2. In the DSM IV psychotic depression is linked to severity of the depression. The relationship between severity and psychotic features is not that strong. This implies a scale for severity and a separate classification for psychotic features.

3. The authors of the article promote a separate dimension for psychotic features with the loss of the distinction between mood congruent and mood incongruent delusions. A development not encouraged by Dr Shock.

4. Additionally more research is needed for the distinction between psychotic depression and schizoaffective disorder.

Article discussed:
Keller J, Schatzberg AF, Maj M. Schizophr Bull. 2007 Jul;33(4):877-85. Epub 2007 Jun 4. Current issues in the classification of psychotic major depression.

1 comment:

Fausto Intilla (fisico teorico) said...

Science Daily — Brain imaging has revealed a breakdown in normal patterns of emotional processing that impairs the ability of people with clinical depression to suppress negative emotional states. Efforts by depressed patients to suppress their feelings when viewing emotionally negative images enhanced activity in several brain areas, including the amygdala, known to play a role in generating emotion, according to a report in the August 15 issue of The Journal of Neuroscience.
"Identifying areas in the nervous system that correlate to pathological mood states is one of the pressing questions in mental illness today," says Carol Tamminga, MD, of the University of Texas Southwest Medical Center. Tamminga was not involved in the study.
Tom Johnstone, PhD, of the University of Wisconsin, and colleagues there and at Tufts University studied 21 adults diagnosed with major depressive disorder and 18 healthy subjects of comparable ages.

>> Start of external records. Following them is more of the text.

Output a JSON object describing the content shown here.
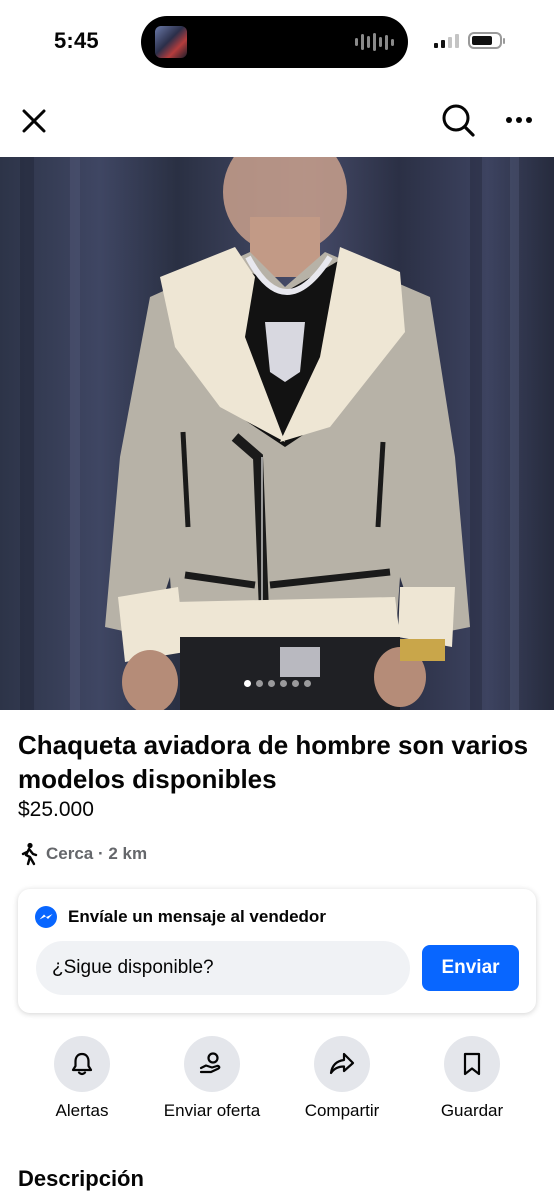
{
  "status_bar": {
    "time": "5:45"
  },
  "nav": {
    "close_icon": "close-icon",
    "search_icon": "search-icon",
    "more_icon": "more-horizontal-icon"
  },
  "gallery": {
    "image_count": 6,
    "active_index": 0
  },
  "product": {
    "title": "Chaqueta aviadora de hombre son varios modelos disponibles",
    "price": "$25.000",
    "location": "Cerca · 2 km"
  },
  "message": {
    "heading": "Envíale un mensaje al vendedor",
    "input_value": "¿Sigue disponible?",
    "send_label": "Enviar"
  },
  "actions": [
    {
      "label": "Alertas",
      "icon": "bell-icon"
    },
    {
      "label": "Enviar oferta",
      "icon": "offer-icon"
    },
    {
      "label": "Compartir",
      "icon": "share-icon"
    },
    {
      "label": "Guardar",
      "icon": "bookmark-icon"
    }
  ],
  "description": {
    "heading": "Descripción"
  },
  "colors": {
    "accent": "#0866ff",
    "text": "#050505",
    "secondary": "#65676b",
    "button_bg": "#e4e6eb"
  }
}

Participants were asked to view a series of emotionally positive and negative images and then indicate their reaction to each one. Four seconds after the presentation of each picture, participants were asked either to increase their emotional response (for example, imagining a loved one experiencing what was depicted in the image), to decrease it, or simply to continue watching the image.
During the test, a functional magnetic resonance imaging scanner detected changes in neural activity. Johnstone and his colleagues also recorded levels of emotional excitement by measuring pupil dilation.
The data showed distinctive patterns of activity in the ventromedial prefrontal cortex (VMPFC) and the right prefrontal cortex (PFC), areas that regulate the emotional output generated from the amygdala. The VMPFC is compromised in depression, likely because of the inappropriate engagement of right PFC circuitry in depressed individuals.
"These findings underscore the importance of emotional regulation deficits in depression," says Johnstone. "They also suggest targets for therapeutic intervention."
According to previous research, normal interaction between the amygdala and the VMPFC may underlie the proper adaptation of levels of the stress hormone cortisol on a daily basis. These levels do not vary as widely in people with major depressive disorder; future research may now be able to clarify the mechanism that underlies this aspect of depression. It could also examine the possibility of using measurements of activity in the amygdala to predict the effectiveness of treatments for depression such as cognitive behavioral therapy.
The work was supported by the National Institute of Mental Health, part of the National Institutes of Health, and Wyeth-Ayerst Pharmaceuticals.
Note: This story has been adapted from material provided by Society for Neuroscience.

Fausto Intilla